Look through the entries below. Report each line that has the word "Edited" in it.

········

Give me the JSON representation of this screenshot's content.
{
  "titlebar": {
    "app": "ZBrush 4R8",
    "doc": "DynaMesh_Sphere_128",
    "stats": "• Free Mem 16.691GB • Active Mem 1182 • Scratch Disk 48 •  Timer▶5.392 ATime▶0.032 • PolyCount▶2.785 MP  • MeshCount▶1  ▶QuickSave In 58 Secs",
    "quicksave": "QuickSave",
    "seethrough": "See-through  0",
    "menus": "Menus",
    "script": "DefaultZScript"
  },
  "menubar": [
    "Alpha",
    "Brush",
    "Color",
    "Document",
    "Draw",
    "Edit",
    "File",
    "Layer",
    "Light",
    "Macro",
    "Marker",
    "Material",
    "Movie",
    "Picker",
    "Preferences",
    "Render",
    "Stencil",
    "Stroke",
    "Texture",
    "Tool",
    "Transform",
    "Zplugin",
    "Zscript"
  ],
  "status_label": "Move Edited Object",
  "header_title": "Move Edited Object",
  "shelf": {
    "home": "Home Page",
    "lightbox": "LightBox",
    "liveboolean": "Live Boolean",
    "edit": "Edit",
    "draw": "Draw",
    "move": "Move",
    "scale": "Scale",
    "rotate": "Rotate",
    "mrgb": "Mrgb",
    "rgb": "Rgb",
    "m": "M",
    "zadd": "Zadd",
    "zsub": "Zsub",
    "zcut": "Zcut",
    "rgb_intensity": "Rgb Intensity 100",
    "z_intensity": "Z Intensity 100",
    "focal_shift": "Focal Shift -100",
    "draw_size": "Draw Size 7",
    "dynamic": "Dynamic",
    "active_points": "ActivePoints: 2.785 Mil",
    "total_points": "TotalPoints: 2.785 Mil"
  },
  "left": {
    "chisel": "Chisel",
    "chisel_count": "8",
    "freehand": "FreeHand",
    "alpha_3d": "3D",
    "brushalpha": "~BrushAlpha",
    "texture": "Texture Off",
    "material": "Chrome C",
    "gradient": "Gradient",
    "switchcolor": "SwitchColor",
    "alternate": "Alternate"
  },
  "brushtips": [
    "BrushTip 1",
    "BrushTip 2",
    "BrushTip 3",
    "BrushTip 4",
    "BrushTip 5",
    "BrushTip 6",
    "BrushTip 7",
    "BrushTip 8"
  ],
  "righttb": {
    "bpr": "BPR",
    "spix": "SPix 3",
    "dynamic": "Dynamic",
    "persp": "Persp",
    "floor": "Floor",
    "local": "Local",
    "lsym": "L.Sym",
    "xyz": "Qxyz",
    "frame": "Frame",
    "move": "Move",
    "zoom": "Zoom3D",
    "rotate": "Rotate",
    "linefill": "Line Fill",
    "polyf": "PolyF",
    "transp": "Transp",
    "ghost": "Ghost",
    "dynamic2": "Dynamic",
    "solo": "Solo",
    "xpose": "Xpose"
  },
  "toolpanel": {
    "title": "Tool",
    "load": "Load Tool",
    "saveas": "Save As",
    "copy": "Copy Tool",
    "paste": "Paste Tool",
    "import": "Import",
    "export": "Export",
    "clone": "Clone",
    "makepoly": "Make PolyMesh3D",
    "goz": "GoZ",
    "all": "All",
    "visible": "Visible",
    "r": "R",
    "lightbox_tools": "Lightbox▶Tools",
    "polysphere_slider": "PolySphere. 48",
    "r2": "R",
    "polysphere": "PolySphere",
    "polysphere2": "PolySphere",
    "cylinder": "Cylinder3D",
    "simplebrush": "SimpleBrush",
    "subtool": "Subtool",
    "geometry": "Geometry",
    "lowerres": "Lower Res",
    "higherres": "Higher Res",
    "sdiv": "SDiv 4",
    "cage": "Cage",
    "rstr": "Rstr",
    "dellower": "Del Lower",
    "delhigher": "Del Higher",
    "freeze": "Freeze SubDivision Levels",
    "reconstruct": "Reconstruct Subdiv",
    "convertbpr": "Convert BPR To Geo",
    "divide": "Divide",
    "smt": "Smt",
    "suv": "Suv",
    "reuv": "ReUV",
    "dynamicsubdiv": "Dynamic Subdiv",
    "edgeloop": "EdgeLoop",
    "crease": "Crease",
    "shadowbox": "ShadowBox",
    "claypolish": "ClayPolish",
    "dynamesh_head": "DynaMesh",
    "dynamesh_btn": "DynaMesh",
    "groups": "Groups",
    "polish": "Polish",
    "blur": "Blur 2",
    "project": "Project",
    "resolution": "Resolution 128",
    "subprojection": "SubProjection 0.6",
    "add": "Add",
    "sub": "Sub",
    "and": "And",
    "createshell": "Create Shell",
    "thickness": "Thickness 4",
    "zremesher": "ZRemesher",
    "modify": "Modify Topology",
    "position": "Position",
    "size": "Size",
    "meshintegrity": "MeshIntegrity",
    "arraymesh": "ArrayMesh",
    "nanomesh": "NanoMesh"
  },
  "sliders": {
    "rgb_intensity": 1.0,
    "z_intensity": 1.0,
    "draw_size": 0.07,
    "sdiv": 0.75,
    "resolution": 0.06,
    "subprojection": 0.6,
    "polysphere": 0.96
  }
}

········

| RESULT FOR THIS TASK |
  "status_label": "Move Edited Object",
  "header_title": "Move Edited Object",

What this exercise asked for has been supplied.